- **PROMPT**
Go through the data line by line and count the lines that hold "labels". Reply with the total only.

Element data from apps and pages:
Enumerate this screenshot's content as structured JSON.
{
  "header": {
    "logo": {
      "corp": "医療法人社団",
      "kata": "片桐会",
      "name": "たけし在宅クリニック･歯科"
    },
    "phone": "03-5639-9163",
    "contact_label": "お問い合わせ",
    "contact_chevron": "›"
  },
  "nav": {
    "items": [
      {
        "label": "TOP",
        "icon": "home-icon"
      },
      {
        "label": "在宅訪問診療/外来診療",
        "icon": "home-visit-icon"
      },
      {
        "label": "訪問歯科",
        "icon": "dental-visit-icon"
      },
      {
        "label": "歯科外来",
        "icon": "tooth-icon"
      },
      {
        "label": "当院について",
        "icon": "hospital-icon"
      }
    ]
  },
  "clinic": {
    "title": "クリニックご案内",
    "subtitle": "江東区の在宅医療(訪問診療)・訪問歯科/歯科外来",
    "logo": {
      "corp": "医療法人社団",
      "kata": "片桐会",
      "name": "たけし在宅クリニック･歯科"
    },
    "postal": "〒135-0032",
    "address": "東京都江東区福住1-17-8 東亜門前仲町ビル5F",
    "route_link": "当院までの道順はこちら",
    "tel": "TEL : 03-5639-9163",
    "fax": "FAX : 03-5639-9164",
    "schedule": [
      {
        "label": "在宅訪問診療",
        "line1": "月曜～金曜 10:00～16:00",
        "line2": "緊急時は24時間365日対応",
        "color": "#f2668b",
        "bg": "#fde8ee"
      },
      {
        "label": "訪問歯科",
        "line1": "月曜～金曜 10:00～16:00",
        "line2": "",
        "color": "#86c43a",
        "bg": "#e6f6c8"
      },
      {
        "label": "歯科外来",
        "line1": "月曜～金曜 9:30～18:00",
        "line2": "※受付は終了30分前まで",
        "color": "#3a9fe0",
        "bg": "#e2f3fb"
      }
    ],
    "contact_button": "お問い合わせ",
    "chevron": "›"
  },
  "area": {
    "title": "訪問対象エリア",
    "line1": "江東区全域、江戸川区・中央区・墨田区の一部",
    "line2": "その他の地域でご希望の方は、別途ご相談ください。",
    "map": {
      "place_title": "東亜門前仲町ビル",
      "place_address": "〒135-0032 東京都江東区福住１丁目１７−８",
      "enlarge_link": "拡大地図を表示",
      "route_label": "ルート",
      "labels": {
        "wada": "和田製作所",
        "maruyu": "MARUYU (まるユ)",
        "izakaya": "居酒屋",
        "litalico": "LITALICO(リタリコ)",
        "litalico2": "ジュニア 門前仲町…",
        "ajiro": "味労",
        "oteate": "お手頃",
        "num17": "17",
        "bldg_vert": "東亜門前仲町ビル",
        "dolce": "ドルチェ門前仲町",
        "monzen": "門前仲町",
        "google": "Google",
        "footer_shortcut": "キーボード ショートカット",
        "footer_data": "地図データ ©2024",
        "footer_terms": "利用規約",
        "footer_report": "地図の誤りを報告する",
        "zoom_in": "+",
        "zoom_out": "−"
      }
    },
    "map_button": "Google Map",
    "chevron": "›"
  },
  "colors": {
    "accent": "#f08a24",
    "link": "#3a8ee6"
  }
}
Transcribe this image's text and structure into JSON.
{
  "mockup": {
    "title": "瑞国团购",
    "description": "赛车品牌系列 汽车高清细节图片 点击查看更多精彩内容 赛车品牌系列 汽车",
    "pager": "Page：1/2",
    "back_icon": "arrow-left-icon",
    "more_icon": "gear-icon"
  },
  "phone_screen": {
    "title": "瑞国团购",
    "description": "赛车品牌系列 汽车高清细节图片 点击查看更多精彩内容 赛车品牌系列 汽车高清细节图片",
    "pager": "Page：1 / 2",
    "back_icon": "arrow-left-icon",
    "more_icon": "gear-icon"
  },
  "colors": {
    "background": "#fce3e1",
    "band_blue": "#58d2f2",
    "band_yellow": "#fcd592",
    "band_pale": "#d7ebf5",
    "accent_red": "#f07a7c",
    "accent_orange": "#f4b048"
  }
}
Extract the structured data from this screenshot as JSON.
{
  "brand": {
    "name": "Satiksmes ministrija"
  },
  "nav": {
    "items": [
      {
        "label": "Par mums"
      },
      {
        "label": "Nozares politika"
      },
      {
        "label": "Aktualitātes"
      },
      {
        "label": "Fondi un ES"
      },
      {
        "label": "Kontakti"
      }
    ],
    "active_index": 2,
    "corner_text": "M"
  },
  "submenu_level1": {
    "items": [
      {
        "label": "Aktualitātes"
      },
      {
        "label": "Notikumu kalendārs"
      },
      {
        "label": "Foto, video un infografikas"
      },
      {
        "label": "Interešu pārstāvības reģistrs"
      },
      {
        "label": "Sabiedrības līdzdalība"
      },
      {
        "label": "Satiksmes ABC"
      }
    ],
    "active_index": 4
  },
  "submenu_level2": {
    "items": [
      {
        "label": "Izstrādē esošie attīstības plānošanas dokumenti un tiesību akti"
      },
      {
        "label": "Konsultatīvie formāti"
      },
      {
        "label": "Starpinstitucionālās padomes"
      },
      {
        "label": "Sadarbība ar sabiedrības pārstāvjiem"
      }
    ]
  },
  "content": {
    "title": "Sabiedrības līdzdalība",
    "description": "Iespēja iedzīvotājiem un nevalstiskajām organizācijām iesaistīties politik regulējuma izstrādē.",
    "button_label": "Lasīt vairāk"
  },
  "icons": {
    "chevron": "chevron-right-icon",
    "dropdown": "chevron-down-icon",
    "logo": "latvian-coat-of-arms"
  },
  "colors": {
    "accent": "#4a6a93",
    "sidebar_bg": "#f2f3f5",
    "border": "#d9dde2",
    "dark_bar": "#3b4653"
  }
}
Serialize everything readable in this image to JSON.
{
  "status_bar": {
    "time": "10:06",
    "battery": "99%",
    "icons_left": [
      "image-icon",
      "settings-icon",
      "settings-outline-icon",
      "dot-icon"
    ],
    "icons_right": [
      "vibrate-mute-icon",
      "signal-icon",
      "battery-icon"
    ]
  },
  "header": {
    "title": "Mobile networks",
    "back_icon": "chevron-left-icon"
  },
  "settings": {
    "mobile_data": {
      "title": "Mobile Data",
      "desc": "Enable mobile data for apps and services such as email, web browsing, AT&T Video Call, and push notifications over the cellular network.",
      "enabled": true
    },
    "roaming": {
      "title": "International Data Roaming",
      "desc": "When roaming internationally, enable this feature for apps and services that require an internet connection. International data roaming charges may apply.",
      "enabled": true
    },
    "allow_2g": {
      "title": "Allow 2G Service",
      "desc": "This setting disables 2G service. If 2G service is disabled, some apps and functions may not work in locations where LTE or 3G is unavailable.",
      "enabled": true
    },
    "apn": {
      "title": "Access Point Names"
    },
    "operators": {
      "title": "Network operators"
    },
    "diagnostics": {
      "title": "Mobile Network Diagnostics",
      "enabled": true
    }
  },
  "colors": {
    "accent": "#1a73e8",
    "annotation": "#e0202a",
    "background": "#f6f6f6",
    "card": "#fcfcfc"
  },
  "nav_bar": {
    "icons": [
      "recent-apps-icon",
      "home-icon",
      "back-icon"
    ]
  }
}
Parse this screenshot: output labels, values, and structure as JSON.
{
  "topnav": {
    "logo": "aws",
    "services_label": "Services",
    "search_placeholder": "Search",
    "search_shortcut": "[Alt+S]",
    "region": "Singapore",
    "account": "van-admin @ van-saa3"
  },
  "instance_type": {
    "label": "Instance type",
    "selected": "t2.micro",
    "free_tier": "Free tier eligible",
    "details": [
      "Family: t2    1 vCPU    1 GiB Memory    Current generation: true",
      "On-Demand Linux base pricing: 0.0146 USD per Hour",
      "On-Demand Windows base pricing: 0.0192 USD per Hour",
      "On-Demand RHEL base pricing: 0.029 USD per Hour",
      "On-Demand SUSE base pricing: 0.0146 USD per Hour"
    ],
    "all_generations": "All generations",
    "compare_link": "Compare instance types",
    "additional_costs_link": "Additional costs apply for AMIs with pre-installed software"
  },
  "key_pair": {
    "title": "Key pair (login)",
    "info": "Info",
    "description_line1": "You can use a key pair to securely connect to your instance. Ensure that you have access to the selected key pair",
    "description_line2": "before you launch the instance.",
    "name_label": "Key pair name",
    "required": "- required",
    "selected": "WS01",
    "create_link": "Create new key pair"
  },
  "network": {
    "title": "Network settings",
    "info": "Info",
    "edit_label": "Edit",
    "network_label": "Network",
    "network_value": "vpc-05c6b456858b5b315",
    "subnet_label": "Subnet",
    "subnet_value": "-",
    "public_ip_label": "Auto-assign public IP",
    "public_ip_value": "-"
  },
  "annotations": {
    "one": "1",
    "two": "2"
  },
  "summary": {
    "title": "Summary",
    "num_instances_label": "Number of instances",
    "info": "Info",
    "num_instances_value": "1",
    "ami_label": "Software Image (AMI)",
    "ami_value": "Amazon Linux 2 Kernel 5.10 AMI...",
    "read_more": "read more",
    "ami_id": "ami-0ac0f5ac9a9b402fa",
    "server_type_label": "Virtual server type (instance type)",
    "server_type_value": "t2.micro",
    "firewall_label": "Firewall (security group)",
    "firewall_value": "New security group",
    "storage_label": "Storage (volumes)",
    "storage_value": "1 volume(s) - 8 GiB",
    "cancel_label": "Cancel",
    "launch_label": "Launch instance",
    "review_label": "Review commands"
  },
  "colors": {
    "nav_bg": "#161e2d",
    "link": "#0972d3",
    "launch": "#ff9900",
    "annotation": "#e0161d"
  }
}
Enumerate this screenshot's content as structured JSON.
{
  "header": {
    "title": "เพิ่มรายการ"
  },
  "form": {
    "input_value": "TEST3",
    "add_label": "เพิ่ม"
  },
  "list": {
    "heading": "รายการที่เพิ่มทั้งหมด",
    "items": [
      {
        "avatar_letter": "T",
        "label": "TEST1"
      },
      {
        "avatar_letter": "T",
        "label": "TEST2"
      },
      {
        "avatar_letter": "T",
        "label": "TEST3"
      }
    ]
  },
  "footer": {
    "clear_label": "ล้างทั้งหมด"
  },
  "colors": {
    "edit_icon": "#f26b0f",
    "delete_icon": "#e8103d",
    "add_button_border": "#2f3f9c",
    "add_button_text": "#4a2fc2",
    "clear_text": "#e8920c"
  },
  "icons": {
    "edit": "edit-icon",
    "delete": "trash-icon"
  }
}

- **OUTPUT OF THE TASK**
2